Popular Politics in the History of South Africa, 1400-1948 offers a newly inclusive vision of South Africa's past. Drawing largely from original sources, Paul Landau presents a history of the politics of the country's people, from the time of their early settlements in the elevated heartlands, through the colonial era, to the dawn of Apartheid. A practical tradition of mobilization, alliance, and amalgamation persisted, mutated, and occasionally vanished from view; it survived against the odds in several forms, in tribalisms, Christian assemblies, and other, seemingly hybrid movements; and it continues today. Landau treats southern Africa broadly, concentrating increasingly on the southern highveld and ultimately focusing on a transnational movement called the ‘Samuelites’. He shows how people's politics in South Africa were suppressed and transformed, but never entirely eliminated.
Scholarly study of Christian independency in southern Africa began with the publication of Bengt Sundkler's Bantu Prophets in 1948. A rich literature subsequently followed, much of it deploying his now classic typology of Ethiopian and Zionist Churches. Nevertheless, the historical study of independency has been limited. As one scholar has recently observed, historians have tended to focus on the Ethiopian-type churches, leaving the study of the Zionist-type to anthropologists and missiologists. The neglect of Zionist-type churches by historians meant that early studies on this form of Christianity were historically weak. Missiologists distorted the whole area of inquiry with theological concerns, at first raising the spectre of syncretistic heresy, and more recently making claims about indigenous authenticity.

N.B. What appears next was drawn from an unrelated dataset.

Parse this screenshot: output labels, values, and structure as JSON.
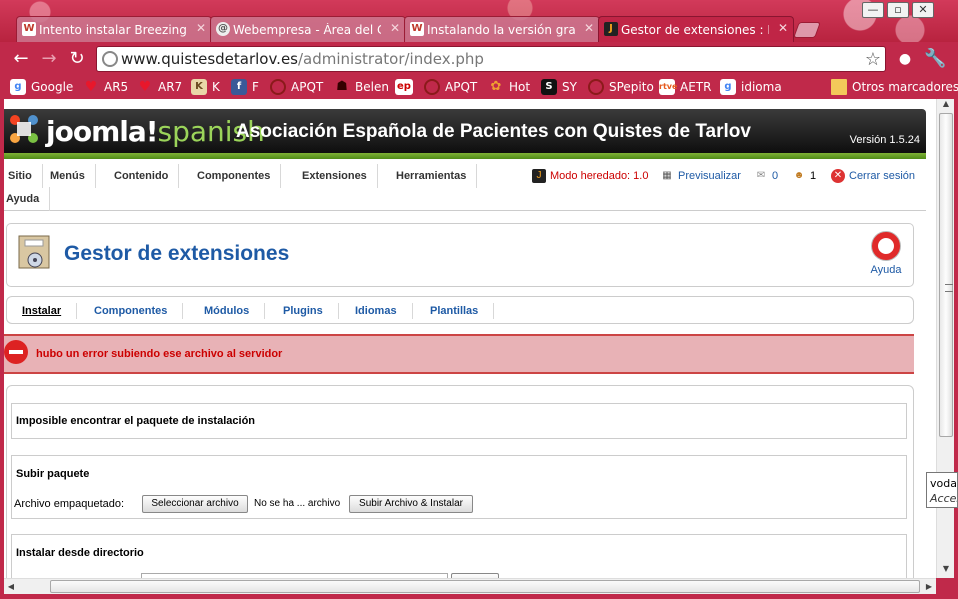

Anthropologists initially viewed independent churches as fascinating examples of cultural resilience. The movements were seen as sources of community, loyalty and security in the face of the atomising and anomic experience of urbanization; or as foci for ‘the process of modification and adaptation’ taking place throughout rural society. But anthropologists rarely paid attention to independency's origins. Where historians did engage with Zionist-type independency, they did so through the spectacles of nationalist historiography in order to demonstrate independency's supposed proto-nationalist character.
In this sophisticated study of power and resistance, Jean Comaroff analyzes the changing predicament of the Barolong boo Ratshidi, a people on the margins of the South African state. Like others on the fringes of the modern world system, the Tshidi struggle to construct a viable order of signs and practices through which they act upon the forces that engulf them. Their dissenting Churches of Zion have provided an effective medium for reconstructing a sense of history and identity, one that protests the terms of colonial and post-colonial society and culture.